Monday, 1 February 2016

Our Man in Havana by Graham Greene

The Content ReaderAnother low key spy thriller by Graham Greene. This time we meet Mr Wormold, a vacuum cleaner salesman, living in Havanna with his 17 year old daughter Milly. The wife/mother left several years ago with a lover and has not been heard of since. Mr Wormold is a very lonely man and does not let anyone into his life. He has his long time friend Dr Hasselbacher, but they only meet in bars or restaurants, and after all these years they still call each other by the surname. The other person in his life is a notorious police chief Captain Segura.

One day he is contacted by an MI6 agent who wants to recruit him to work for the agency. He is supposed, in his turn, to recruit other agents to help them getting more information on what is happening in Cuba. He is out of money and considering the cost of the horse that his daughter has bought, and the fee for the riding club, he is, against his better judgement, accepting the task. He has no idea how to get about the whole business, but is happy when the money is coming in, and his expenses are paid. To show that he is doing something, he is inventing his collaborators and is sending in fake reports.
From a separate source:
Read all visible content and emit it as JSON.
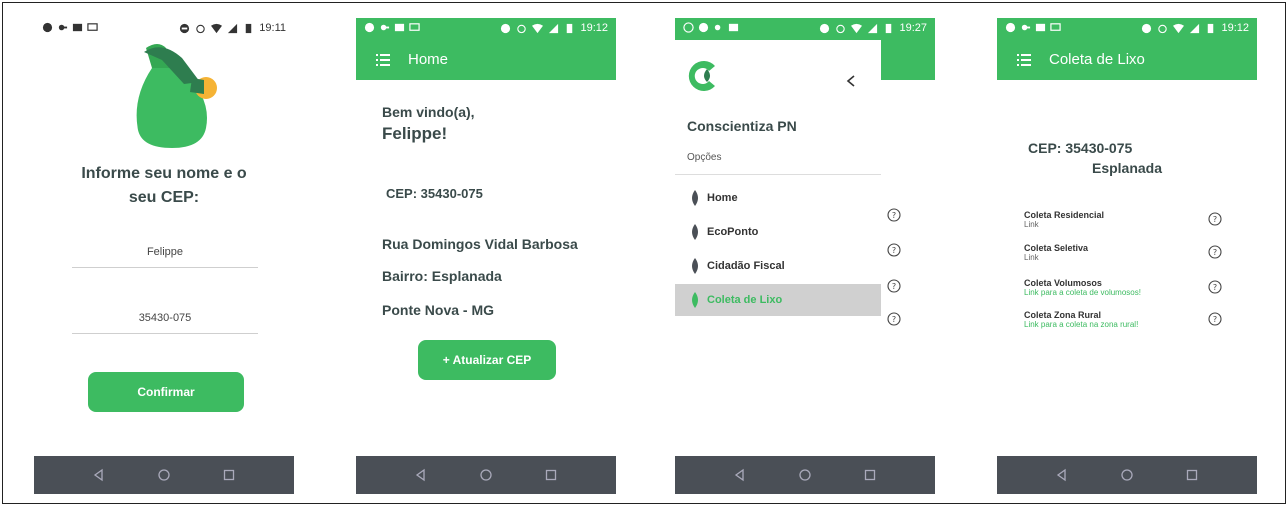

Needless to say, these ’agents’ and his ’reports’ turns out to have a life of their own, and things are going terribly wrong. MI6 is sending more staff to help him cope with the intelligence he is collecting. They are  impressed by the information they receive from him.

An interesting read on an ordinary man, stumbling into events which he can no longer control. Graham Greene’s talent of telling stories of how ordinary men, and women, manage to cope in a world which is shadowed by deceits, lies and the question: ”Who can you trust?” makes an interesting read.

I recently read The Human Factor and I still have Travels With my Aunt on my TBR shelves. Other books by him that I would like to read are classics like; The Third Man, The Quiet American and Brighton Rock. However, he has written lots of other, I am sure, interesting novels.

No comments:

Post a Comment